EXERCISE INSTRUCTIONS: Determine how many lines in the entries below contain "address", and output only that number.

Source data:

────────────────────

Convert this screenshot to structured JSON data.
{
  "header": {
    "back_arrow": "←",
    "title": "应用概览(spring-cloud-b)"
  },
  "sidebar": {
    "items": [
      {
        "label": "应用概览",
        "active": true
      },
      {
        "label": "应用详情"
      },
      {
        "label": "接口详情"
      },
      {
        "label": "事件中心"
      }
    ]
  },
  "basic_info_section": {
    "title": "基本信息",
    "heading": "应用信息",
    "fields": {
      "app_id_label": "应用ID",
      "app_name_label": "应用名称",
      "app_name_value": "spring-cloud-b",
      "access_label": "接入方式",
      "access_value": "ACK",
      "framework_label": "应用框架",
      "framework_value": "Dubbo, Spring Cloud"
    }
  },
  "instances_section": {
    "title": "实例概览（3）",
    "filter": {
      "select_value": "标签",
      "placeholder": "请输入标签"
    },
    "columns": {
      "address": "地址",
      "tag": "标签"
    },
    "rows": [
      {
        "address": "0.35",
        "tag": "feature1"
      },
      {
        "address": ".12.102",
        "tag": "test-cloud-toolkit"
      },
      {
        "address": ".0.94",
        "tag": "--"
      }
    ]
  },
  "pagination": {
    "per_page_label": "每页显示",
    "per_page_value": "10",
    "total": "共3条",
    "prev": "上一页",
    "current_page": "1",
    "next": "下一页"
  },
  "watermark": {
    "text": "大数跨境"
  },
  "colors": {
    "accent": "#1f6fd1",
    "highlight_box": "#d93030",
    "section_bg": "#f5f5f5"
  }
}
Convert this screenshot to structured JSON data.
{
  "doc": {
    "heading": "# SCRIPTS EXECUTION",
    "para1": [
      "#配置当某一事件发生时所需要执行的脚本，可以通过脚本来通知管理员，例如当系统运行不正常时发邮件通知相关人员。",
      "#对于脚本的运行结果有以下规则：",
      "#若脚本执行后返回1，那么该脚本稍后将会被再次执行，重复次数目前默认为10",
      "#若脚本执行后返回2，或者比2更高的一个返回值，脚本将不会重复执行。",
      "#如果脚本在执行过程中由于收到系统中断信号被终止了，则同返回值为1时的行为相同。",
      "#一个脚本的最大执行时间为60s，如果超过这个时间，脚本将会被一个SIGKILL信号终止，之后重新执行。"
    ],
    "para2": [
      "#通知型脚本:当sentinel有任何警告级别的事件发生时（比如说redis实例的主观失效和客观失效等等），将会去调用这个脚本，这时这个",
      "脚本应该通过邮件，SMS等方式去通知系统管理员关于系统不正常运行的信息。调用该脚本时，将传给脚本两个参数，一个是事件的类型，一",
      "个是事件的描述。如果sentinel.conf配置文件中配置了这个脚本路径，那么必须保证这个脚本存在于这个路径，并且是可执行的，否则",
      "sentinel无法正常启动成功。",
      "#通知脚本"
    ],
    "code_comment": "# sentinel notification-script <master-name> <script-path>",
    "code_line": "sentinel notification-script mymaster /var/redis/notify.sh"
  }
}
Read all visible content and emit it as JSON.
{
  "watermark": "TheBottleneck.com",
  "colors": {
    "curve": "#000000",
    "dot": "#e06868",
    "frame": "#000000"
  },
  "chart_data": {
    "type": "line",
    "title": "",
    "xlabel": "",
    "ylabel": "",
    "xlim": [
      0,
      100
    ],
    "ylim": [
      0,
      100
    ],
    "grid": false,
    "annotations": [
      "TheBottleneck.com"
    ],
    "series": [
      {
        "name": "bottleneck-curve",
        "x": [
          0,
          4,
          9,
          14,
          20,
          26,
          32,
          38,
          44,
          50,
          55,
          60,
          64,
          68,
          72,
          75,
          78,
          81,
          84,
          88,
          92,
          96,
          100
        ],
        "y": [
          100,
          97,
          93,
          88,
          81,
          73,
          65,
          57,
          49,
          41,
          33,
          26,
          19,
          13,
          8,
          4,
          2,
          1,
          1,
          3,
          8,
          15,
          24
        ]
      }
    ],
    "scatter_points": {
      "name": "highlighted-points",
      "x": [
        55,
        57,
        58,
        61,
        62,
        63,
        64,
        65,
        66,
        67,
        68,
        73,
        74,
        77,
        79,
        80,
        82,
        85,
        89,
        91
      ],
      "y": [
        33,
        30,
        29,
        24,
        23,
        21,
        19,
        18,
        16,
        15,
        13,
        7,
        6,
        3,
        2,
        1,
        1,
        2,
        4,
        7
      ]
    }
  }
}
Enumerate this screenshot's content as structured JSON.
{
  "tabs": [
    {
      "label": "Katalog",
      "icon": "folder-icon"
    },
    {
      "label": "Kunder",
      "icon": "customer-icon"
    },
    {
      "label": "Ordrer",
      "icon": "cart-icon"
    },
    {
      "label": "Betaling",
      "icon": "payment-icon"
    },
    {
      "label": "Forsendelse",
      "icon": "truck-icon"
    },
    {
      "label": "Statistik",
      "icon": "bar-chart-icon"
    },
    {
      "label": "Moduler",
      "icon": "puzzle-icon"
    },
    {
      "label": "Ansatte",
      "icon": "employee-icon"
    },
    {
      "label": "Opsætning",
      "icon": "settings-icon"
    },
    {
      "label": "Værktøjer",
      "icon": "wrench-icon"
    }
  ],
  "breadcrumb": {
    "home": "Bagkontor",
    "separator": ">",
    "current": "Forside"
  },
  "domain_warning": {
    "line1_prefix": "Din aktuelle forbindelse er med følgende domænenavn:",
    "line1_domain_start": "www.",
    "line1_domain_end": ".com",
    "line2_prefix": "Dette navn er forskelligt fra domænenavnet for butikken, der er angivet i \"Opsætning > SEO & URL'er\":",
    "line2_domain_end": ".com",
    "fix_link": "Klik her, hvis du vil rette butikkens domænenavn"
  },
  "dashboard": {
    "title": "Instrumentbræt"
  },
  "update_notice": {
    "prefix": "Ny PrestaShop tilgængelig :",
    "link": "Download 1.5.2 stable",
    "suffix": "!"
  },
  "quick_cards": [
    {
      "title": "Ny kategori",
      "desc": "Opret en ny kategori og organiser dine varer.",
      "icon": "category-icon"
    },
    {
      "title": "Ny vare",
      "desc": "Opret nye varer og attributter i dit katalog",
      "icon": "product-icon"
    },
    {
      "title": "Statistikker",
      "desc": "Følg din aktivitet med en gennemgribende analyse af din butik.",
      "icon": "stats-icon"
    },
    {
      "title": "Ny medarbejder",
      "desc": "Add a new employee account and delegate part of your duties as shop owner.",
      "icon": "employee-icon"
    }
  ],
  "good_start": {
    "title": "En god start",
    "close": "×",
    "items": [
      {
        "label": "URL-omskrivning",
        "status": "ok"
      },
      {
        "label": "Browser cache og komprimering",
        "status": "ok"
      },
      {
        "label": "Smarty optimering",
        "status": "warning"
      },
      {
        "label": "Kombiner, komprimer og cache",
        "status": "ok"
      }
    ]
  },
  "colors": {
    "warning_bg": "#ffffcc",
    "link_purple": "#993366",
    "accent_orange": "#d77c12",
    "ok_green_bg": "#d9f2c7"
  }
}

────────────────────

RESULT OF THIS EXERCISE: 4